The direction of causality is important as the policy levers that we do have may vary in effectiveness depending on the cause. If business dynamism is primary, for example, then we may look for direct levers such as regulation of new businesses (contrary to our preliminary results) or an increase entrepreneurial immigration. If deeper technological change is at work, then our options are more limited, but perhaps policy could be more focused on improving science and math education, investing in knowledge production and fostering creativity.
But if more entrepreneurship is happening at big firms, then the startup decline is less alarming. He cites Alan Mulally’s turnaround of Ford as an example:
First, entrepreneurship is not limited to small firms. Indeed, because of scale, entrepreneurship at large firms is much more important than at small firms. Moreover, there is some evidence that CEOs have become less managerial and more entrepreneurial over time. CEO turnover, for example, has increased over time and the turnover-performance gradient has become more steep; that is, CEOs whose firms perform poorly are increasingly likely to be fired. CEOs are also less likely to be insiders than in the past. In the 1970s only 15% of the CEOs in S&P 500 firms were outside appointments but by 2000-2005 32.7% were outside appointments (Murphy and Zabojnik 2007). The decrease in the appointment of insiders and increase in the appointment of outside, suggests that basic “managerial” knowledge and skills—How does this firm work? What do we do? What relationships need to be managed?—became less important and more general managerial or entrepreneurial ability became more important in managing US corporations.

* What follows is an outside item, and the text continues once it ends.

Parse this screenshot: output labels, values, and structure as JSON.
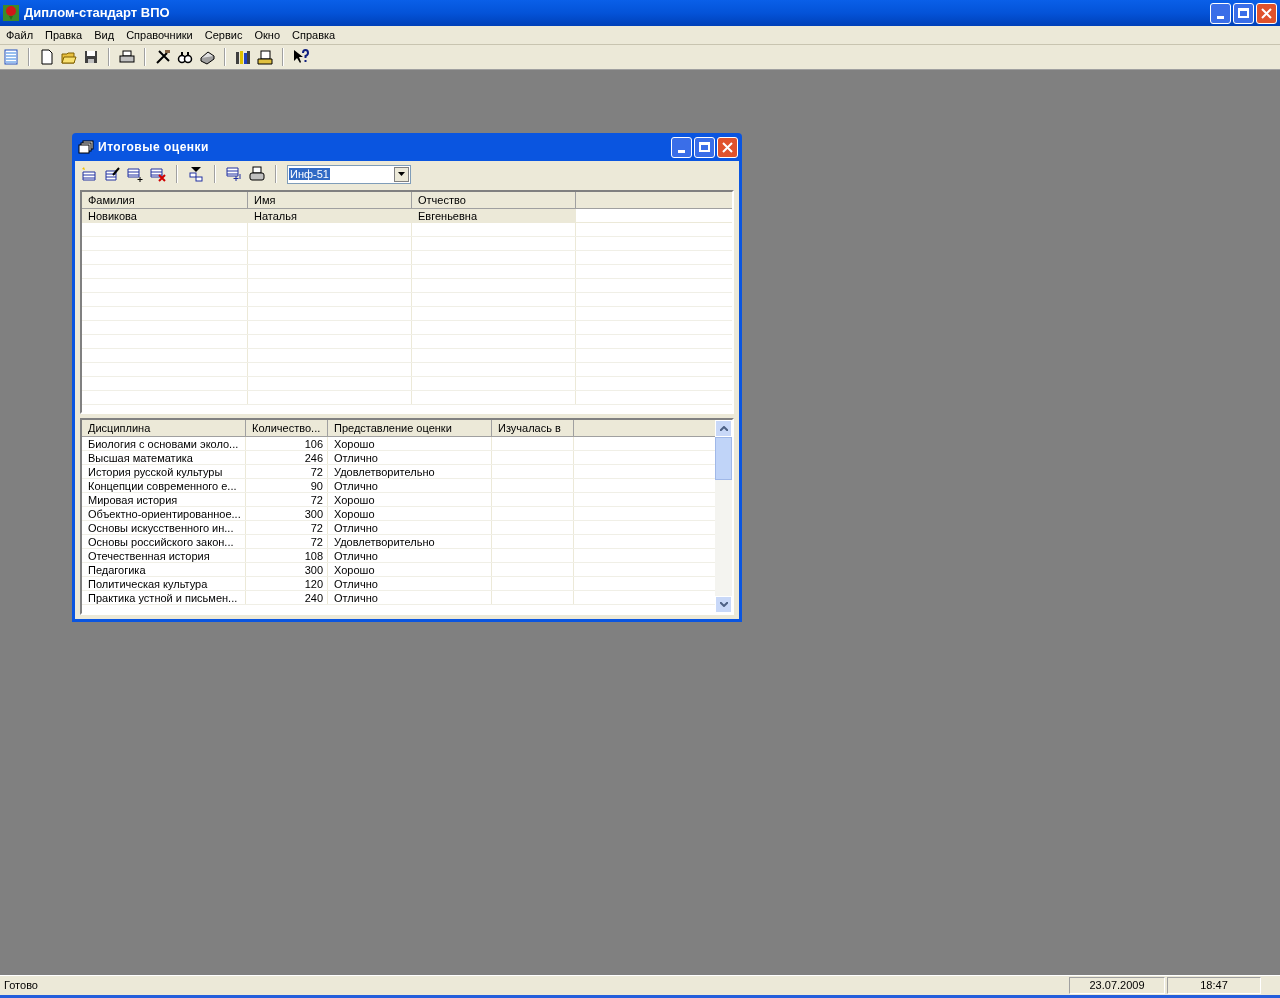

Allan Mulally’s career is a case in point. He rose not through the ranks of Ford but came to Ford from Boeing where he had been president of Boeing Commercial Airplanes and was credited with a successful competition against Airbus. After retiring from Ford in 2014, he was appointed to Google’s board of directors—further illustrating the importance of general entrepreneurial ability rather than firm specific knowledge. Second, by all accounts Mulally remade Ford into a different firm—not just a different set of products–although there were innovative new designs and building methods–but also a new corporate culture (Hoffman 2013). … We measure new firms as firms which go from zero employment to one or more employed but restructuring and remaking old firms is not counted. If Ford can be said to have been reborn in the ashes of the financial crisis, then innovation, entrepreneurship and reallocation may be larger than we measure. … It’s plausible that information technology has made older and larger firms more flexible, nimble and capable of change.